The Shenango Township supervisors would like nothing more than for new businesses to locate in Lawrence Village Plaza.
Just not right now.
Responding to a request for information from a visitor at their Thursday night meeting, the supervisors shared that they will not approve any new occupancy permits for the moribund shopping center until the owners pay over $240,000 in back taxes and remedy more than 150 code and safety violations.
Visitor Frank MacPherson opened the public comment period by saying that he has been interested in leasing space at the plaza, and asked for an update on the township’s efforts to resolve the outstanding issues.
MacPherson is not a township resident, Supervisor Frank Augustine later explained, but was allowed to speak because of his interest in the plaza.
“There are 98 lots in front of that building that are nonfunctional,” Supervisor Brandon Rishel said. “So under Act 90, when there are code enforcement violations, you are not to issue occupancy permits for the property. So until the delinquent, out-of-town property owner takes care of the blight that’s in our community, and pays their taxes, we will not issue another permit on that property.”
In addition, Rishel said, the township is not aware of any insurance on the property.
“How would I allow another company to come in and bring more people there, and put them at risk?” Rishel said.
The Neighborhood Blight Reclamation and Revitalization Act, or Act 90, was passed in October 2010 and took effect the following April. It expanded the abilities of municipalities to reduce blighted properties in their communities. Among the new powers that the act granted municipalities to exercise against properties “in serious code violation” are the ability to take property owners to court to seek judgments against their assets, and to deny permits to owners of buildings that are in code violation or behind in taxes or other municipal accounts until all existing violations are remedied.
Rishel pointed to a pair of folders he had brought to the meeting, which he said contained more than 150 violations. “When these are rectified, and all the taxes are paid, by all means, we will try to help (the plaza owners),” he said, adding that supervisors have talked multiple times with the owners without resolution.

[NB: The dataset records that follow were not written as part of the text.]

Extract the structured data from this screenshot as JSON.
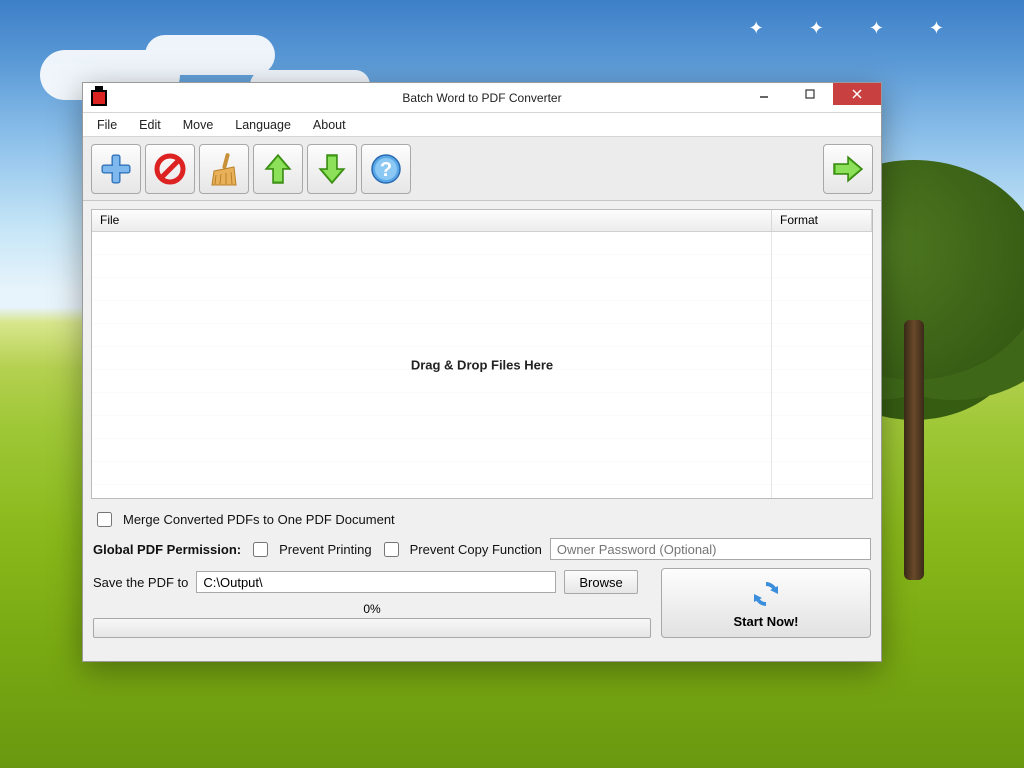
{
  "window": {
    "title": "Batch Word to PDF Converter"
  },
  "menu": {
    "items": [
      "File",
      "Edit",
      "Move",
      "Language",
      "About"
    ]
  },
  "toolbar": {
    "add": "add-icon",
    "remove": "remove-icon",
    "clear": "broom-icon",
    "up": "arrow-up-icon",
    "down": "arrow-down-icon",
    "help": "help-icon",
    "go": "arrow-right-icon"
  },
  "table": {
    "columns": {
      "file": "File",
      "format": "Format"
    },
    "drop_hint": "Drag & Drop Files Here"
  },
  "options": {
    "merge_label": "Merge Converted PDFs to One PDF Document",
    "perm_label": "Global PDF Permission:",
    "prevent_print": "Prevent Printing",
    "prevent_copy": "Prevent Copy Function",
    "owner_pass_placeholder": "Owner Password (Optional)",
    "save_label": "Save the PDF to",
    "save_path": "C:\\Output\\",
    "browse": "Browse",
    "progress": "0%",
    "start": "Start Now!"
  }
}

As far as the back taxes are concerned, he said, the plaza is scheduled for tax sale in September, but each time it comes up on the list, the owners pay just enough for it to be taken off.
MacPherson said he had first spoken with co-owner Chip Harrup in February about renting space at the plaza, and that his understanding was that there would be no issues. “But now,” he said, “suddenly, there are issues.”
Solicitor Lou Perrotta assured him that the township’s concerns about the plaza are nothing new.
“There are two files there,” he said, indicating Rishel’s folders. “It’s been very well documented by our zoning officer, all the issues there. I can assure you that every one of the supervisors has talked to the owners of that plaza. I’ve talked to both owners of the plaza. And we are no further ahead today than we were yesterday, than we were in February, than we were last February, than we were the February before that …
“Based on what I’ve seen, the township is on pretty solid ground for not issuing an occupancy permit.”
Another visitor asked if the township also could force existing tenants out and shut down the plaza altogether.
“We legally could,” Rishel responded, “But nobody in our community wants to throw out every person that’s over there.
“But the reality is, we have to come to a solution for this.”
Another avenue that has been brought up at previous meetings is that of conservatorship. The township would seek authority from the courts to take over management of the plaza.
The topic has been raised at the last couple of meetings but, citing legal concerns, the supervisors and Perrotta have declined to elaborate on the process.
MacPherson, who left the meeting before he could be asked for further information on his plans, said that he had spoken with Harrup recently and was assured that all issues would be resolved by the end of the month.
“Seven years,” Rishel said, “I’ve heard that same story.”